But what makes this ruling by the NHL’s disciplinary office curious, is that an extremely similar play happened to Boston Bruins’ leading goal scorer Milan Lucic on Dec. 23, when, wrapped up by the referee, slugged the face of Freddie Meyer, earning him the same match penalty as Shelley. However, Lucic was simply fined with no suspension.
According to general manager Paul Holmgren, Flyers forward Jody Shelley has been suspended two games for his hit on Boston Bruins’ Adam McQuaid, in Saturday’s 2-1 Philly victory. Shelley will miss Tuesday’s home contest against the Pittsburgh Penguins, as well as Wednesday in Montreal versus the Canadiens.
Nikolay Zherdev is expected to be re-activated in his place, with Dan Carcillo taking up fourth-line duties.

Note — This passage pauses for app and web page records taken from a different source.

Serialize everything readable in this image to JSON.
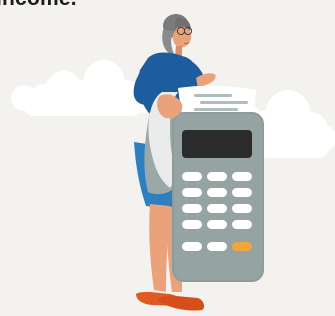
{
  "heading": {
    "text": "income."
  },
  "colors": {
    "background": "#f4f2ef",
    "cloud": "#ffffff",
    "calculator_body": "#8e9b9a",
    "calculator_display": "#2b2b2b",
    "calculator_key": "#ffffff",
    "calculator_key_accent": "#f0a63a",
    "shirt": "#1d5d9e",
    "apron": "#9aa9a8",
    "skirt": "#2d7fc0",
    "skin": "#e9a27a",
    "hair": "#7b7b7b",
    "shoes": "#e05a22",
    "receipt": "#ffffff"
  },
  "illustration": {
    "subject": "woman-with-calculator-printing-receipt"
  }
}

Shelley, 34, was racing down an icing touch up, when he pushed on the back of McQuaid, who lost an edge and went into the boards head first. Shelley received a five-minute major and game misconduct. After being helped off, McQuaid returned and finished the game.
The NHL has strict rules regarding contact on a touch icing and Shelley’s offense was textbook.

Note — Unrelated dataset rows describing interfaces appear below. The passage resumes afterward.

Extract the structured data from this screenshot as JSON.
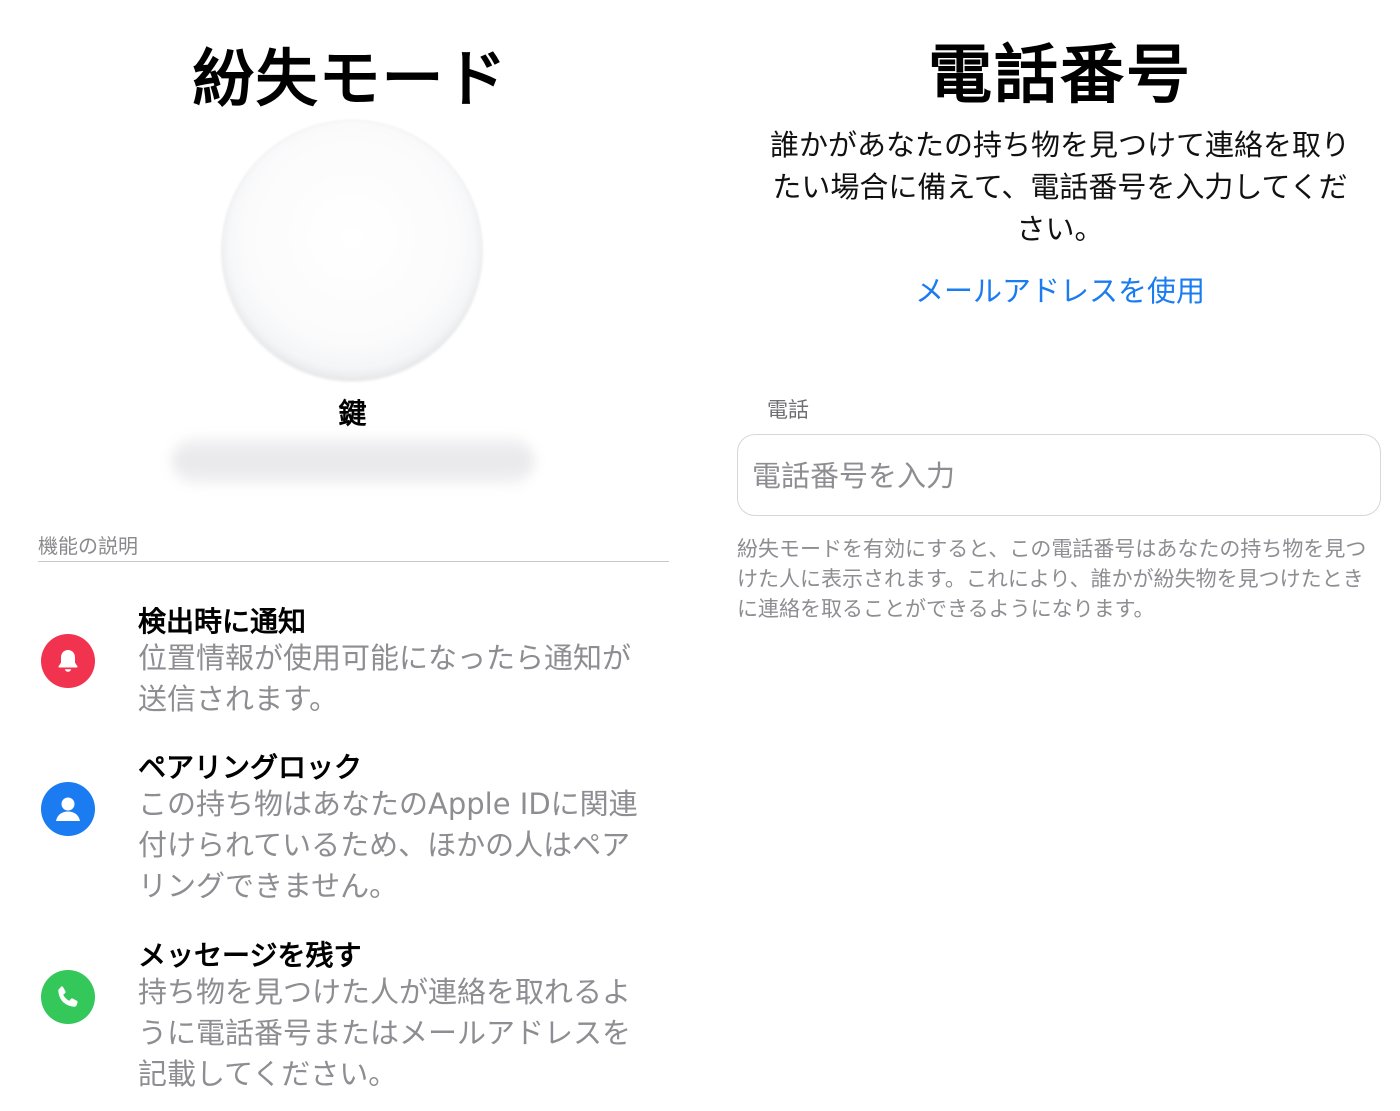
{
  "left": {
    "title": "紛失モード",
    "item_name": "鍵",
    "section_label": "機能の説明",
    "features": [
      {
        "icon": "bell-icon",
        "icon_color": "#f2334f",
        "title": "検出時に通知",
        "desc": "位置情報が使用可能になったら通知が送信されます。"
      },
      {
        "icon": "person-icon",
        "icon_color": "#1a7cf0",
        "title": "ペアリングロック",
        "desc": "この持ち物はあなたのApple IDに関連付けられているため、ほかの人はペアリングできません。"
      },
      {
        "icon": "phone-icon",
        "icon_color": "#34c759",
        "title": "メッセージを残す",
        "desc": "持ち物を見つけた人が連絡を取れるように電話番号またはメールアドレスを記載してください。"
      }
    ]
  },
  "right": {
    "title": "電話番号",
    "description": "誰かがあなたの持ち物を見つけて連絡を取りたい場合に備えて、電話番号を入力してください。",
    "email_link": "メールアドレスを使用",
    "link_color": "#1a7cf0",
    "phone_label": "電話",
    "phone_value": "",
    "phone_placeholder": "電話番号を入力",
    "note": "紛失モードを有効にすると、この電話番号はあなたの持ち物を見つけた人に表示されます。これにより、誰かが紛失物を見つけたときに連絡を取ることができるようになります。"
  }
}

Shelley, acquired by the Flyers as a free agent in the offseason, has one goal, two assists and 73 penalty minutes in 31 games.

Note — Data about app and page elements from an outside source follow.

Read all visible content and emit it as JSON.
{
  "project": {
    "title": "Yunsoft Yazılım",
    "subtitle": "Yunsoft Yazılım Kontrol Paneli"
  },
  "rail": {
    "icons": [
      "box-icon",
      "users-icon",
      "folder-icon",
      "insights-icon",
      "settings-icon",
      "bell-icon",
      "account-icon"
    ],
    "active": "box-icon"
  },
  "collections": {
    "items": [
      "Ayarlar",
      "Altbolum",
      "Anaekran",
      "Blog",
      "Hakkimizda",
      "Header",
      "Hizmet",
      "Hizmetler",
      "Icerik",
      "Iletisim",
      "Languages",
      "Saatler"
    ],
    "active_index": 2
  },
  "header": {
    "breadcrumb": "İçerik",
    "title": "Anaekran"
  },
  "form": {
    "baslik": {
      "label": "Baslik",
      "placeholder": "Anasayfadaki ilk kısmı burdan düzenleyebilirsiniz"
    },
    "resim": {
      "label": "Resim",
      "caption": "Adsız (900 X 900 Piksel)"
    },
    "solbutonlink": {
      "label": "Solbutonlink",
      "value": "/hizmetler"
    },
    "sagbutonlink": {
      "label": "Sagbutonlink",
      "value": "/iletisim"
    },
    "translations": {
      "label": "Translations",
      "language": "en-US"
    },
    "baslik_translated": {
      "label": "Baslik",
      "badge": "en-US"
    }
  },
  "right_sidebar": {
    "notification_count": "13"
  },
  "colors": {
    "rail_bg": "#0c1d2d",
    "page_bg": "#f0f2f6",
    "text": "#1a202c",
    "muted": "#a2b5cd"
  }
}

The Boston Bruins may have exercised the demons of last season’s game 7 playoff collapse when they defeated the Flyers, 3-0, on Dec. 1. But with the slate now wiped clean, the Bruins aren’t expecting the same type of easy result the second time around.
“Now you’ve got a team coming back, wanting to redeem themselves and get that win back that we stole from them in their home building,” Boston coach Claude Julien told the Boston Globe on Friday. “I would expect it to be a tough challenge. They’re an easy team to get up for, just like they’re going to say about us. It’s a natural rivalry that’s there and both teams are going to pull out their best.
“I expect an even bigger battle tomorrow, to be honest with you.”
On July 27, Flyers defenseman Chris Pronger underwent minor surgery to clean out his damaged right knee. Following the successful procedure, Flyers general manager Paul Holmgren stated that the 35-year old would be “ready for the start of camp.”
Holmgren may have been a bit optimistic.
“No. I can tell you that much,” Pronger said, when asked by PR staff if he would be 100-percent for the start of training camp in Sept. “With the amount of atrophy, it is going to take a lot of hard work to build the leg muscles back up.
“Obviously, I will spending a lot of hours in the gym trying to strengthen my knee and the rest of my body.”
In the second period of game 7 of the Eastern Conference Semifinals, with the Flyers and Boston Bruins tied at three, a loose rebound popped up around Bruins’ goalie Tuukka Rask. With every player on each team crashing the net at the same time, the disc rattled off a mess of bodies and seemingly crossed the goal line before being kicked out and covered by Rask. The referee instantly waved no goal and the play was reviewed and again denied.
You be the judge.
According to a report from CSNphilly.com, Flyers’ center Blair Betts underwent an MRI on his right shoulder on Thursday and the results returned were negative. He is expected to play in game 7 against the Boston Bruins on Friday in Boston.
Betts, 30, dislocated his shoulder twice in the regular season which caused him to miss close to 20 games. The penalty kill specialist went awkwardly into the penalty box boards in the second period of Wednesday’s, 2-1 Flyers win. He left the ice in agony and holding his shoulder in place. He returned to the bench in the third period but did not play.